(Recorded data Opens)

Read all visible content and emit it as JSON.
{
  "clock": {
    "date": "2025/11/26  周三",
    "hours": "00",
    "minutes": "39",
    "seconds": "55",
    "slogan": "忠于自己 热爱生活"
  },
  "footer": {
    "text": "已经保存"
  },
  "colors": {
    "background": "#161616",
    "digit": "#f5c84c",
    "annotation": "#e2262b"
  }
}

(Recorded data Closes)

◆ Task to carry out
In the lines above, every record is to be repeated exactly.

◆ Exercise answer
Read all visible content and emit it as JSON.
{
  "clock": {
    "date": "2025/11/26  周三",
    "hours": "00",
    "minutes": "39",
    "seconds": "55",
    "slogan": "忠于自己 热爱生活"
  },
  "footer": {
    "text": "已经保存"
  },
  "colors": {
    "background": "#161616",
    "digit": "#f5c84c",
    "annotation": "#e2262b"
  }
}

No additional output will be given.